Beaten Up on Earnings Days, These 2 Stocks Need to Surprise the Market With Stellar Results
Robby is a member of The Motley Fool Blog Network -- entries represent the personal opinion of the blogger and are not formally edited.
During the past twelve months, the stock prices of Travelzoo and Tempur-Pedic have moved in contrary motion to the market – they’re down 40% while the S&P 500 is up 15%. The two companies are scheduled to release earnings on Monday, January 21, and investors will be watching the reports closely for any indication that another nosedive is around the corner.

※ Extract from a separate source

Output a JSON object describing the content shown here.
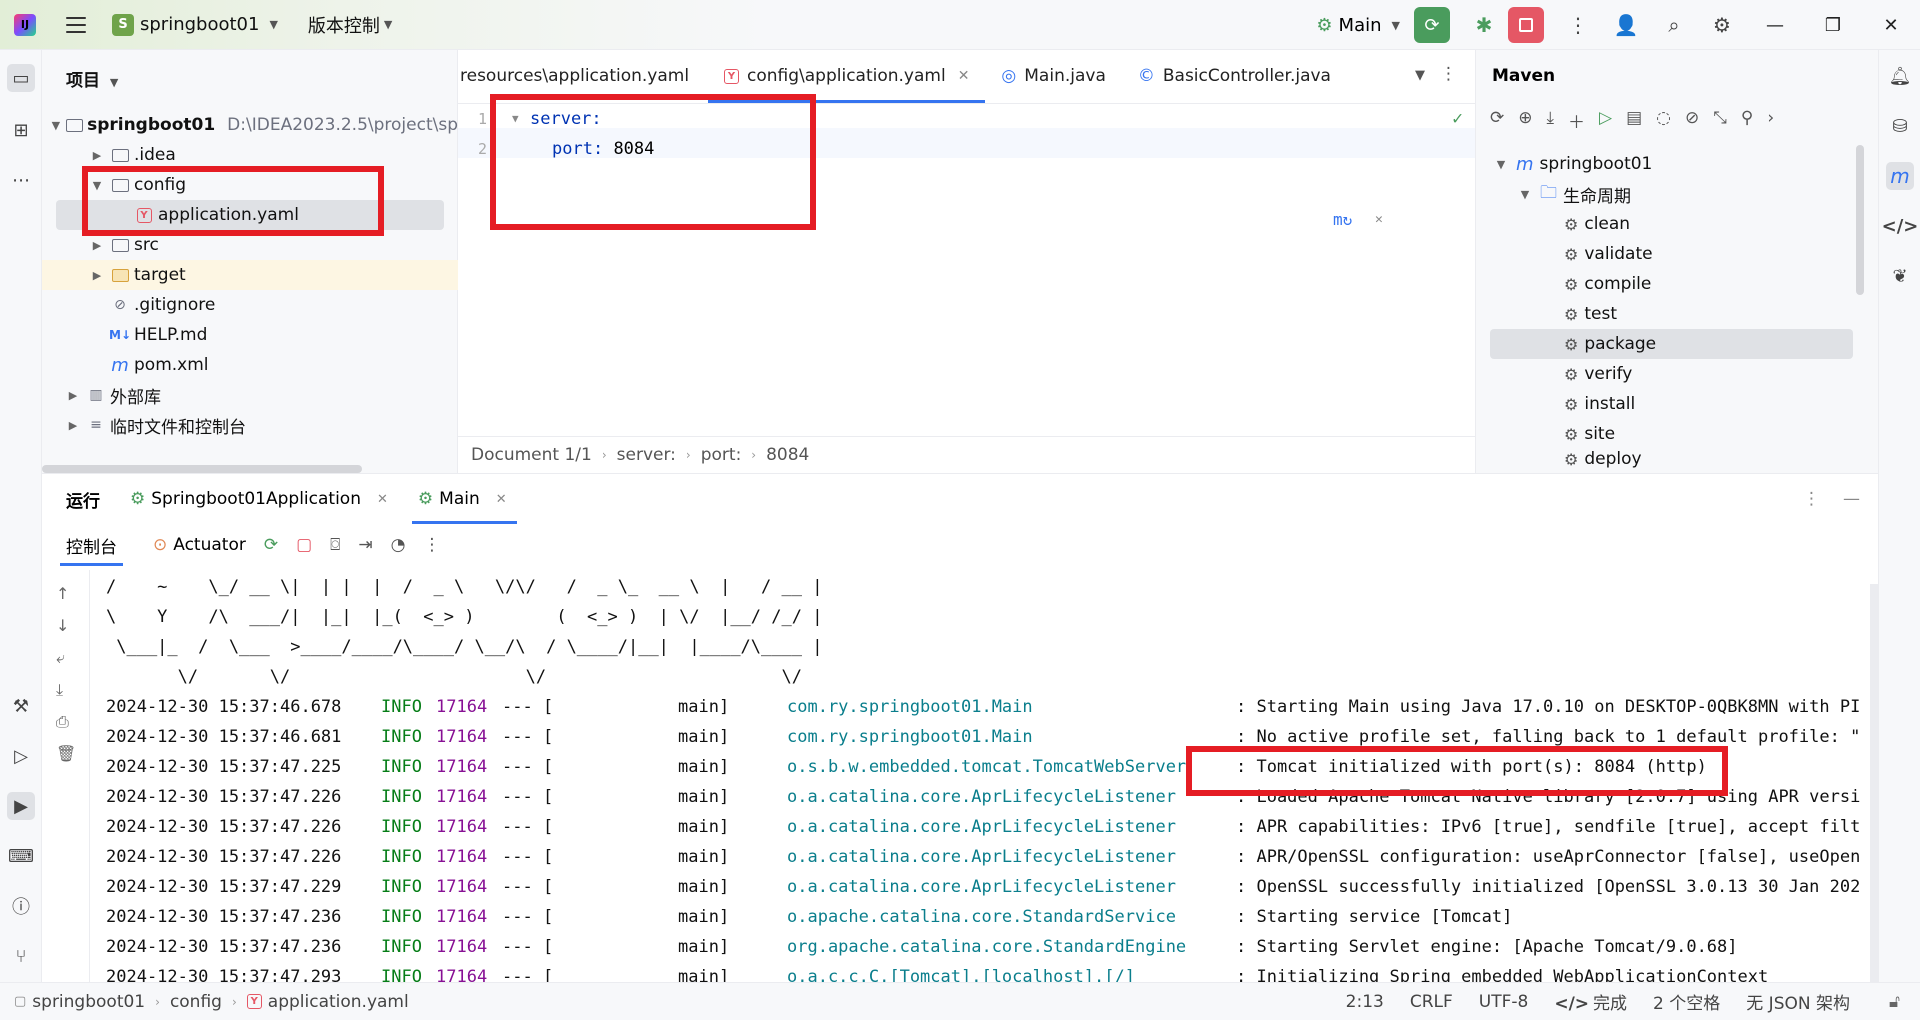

Long-term shareholders of Tempur-Pedic (NYSE: TPX) have likely noticed the stock’s erraticism in 2012. During the past twelve months, the price has had tsunami-like movements upwards and downwards, giving both short-sellers and short-term holders an opportunity to make some cash. To summarize its financial roller coaster in 2012: the stock plunged 50% between April and June, gained 50% from June to September, dropped 20% between September and November, and has since shot up by around 40%. Keep in mind, of course: if a number drops by 50%, a subsequent rise of 50% won’t bring the number back to its original value; all these swings taken together put the share price 40% below what it was one year ago.
Several factors sway this company’s share price, and the market certainly considers quarterly results to be central to the movements. Tempur-Pedic will be releasing its fourth quarter results next week, and the company has been under intense scrutiny exactly because the previous three quarters have been so tenuous. When the company released its Q1 results – revealing a disappointing outlook for the year – investors shirked the stock and sent it spiraling downward.
In this upcoming earnings report, investors are expecting Tempur-Pedic’s earnings per share to be $0.55, down from the $0.84 they were expecting during the same quarter last year. The stock has been hammered in the past four quarters as investors have lowered their expectations for earnings, revenue, and management competency.
My remarks about the company may come off as sounding dire, but in reality, it may be beneficial that expectations are low. Investors may have already priced-in their revulsion, and it’s possible that the current stock price already reflects the expectations of the market. But, as always, if the company stuns investors by releasing some wildly disappointing numbers, the stock may continue its decline.
Even though Travelzoo (NASDAQ: TZOO) exceeded EPS expectations in four of the five past quarters, shares of the company were trounced during that time. The bearish consensus from the market isn’t especially new – since April 2011, the stock has gradually fallen by 80% and hasn’t shown many signs of improved optimism.
On prior earnings report days, the stock price has taken some wild swings; Monday’s report may be a precursor to Travelzoo’s next spike or plunge. Its last report was in October, when it met expectations on EPS and met expectations on revenues. That would have all been fine, except that those numbers had dropped significantly compared to the prior-year quarter. Margins were also down.
In contrast to Travelzoo’s floundering stock performance, its main competition has been doing quite nicely. Expedia’s (NASDAQ: EXPE) stock has doubled in the past year and tripled in the past two. The company has been successful connecting with its consumers, using real-life travelers as spokespeople in their ad campaigns and avoiding any aura of mendaciousness. The company's quarterly earnings have met or exceeded analyst estimates in five of the past five quarters, and Motley Fool CAPS players overwhelmingly vote Expedia to be an outperformer in the market. In the mind of investors, Expedia shares have the momentum of a runaway freight train, and the excitement behind the bull run adds to the perception that it can go even higher.
Another competitor, Priceline (NASDAQ: PCLN), has also performed well over the past twelve months, gaining 40% in share value. The company, represented by the iconic William Shatner, has a perfectly recognizable product that puts its business ahead of the others in the travel industry. As with Expedia, Priceline has met or exceeded analyst expectations in every one of the past five quarters. Bullish investors love its exponential revenue growth, its double-digit margins, and its brand. Travelzoo doesn’t enjoy quite the same status in the industry.
The bottom line
Although the SEC requires certain companies to disclose financial statements on a quarterly basis, the frequency of the new information isn’t necessarily helpful to investors. Long-term shareholders should remain focused on the company’s long-term company strategy, not on quarterly results. We may see some surprises from Travelzoo and Tempur-Pedic, but investors should avoid acting impulsively on the news.
Robby Greengold owns no financial interest in any of the companies mentioned in this article. The Motley Fool recommends Priceline.com. The Motley Fool owns shares of Priceline.com and Tempur-Pedic International. Try any of our Foolish newsletter services free for 30 days. We Fools may not all hold the same opinions, but we all believe that considering a diverse range of insights makes us better investors. The Motley Fool has a disclosure policy. Is this post wrong? Click here. Think you can do better? Join us and write your own!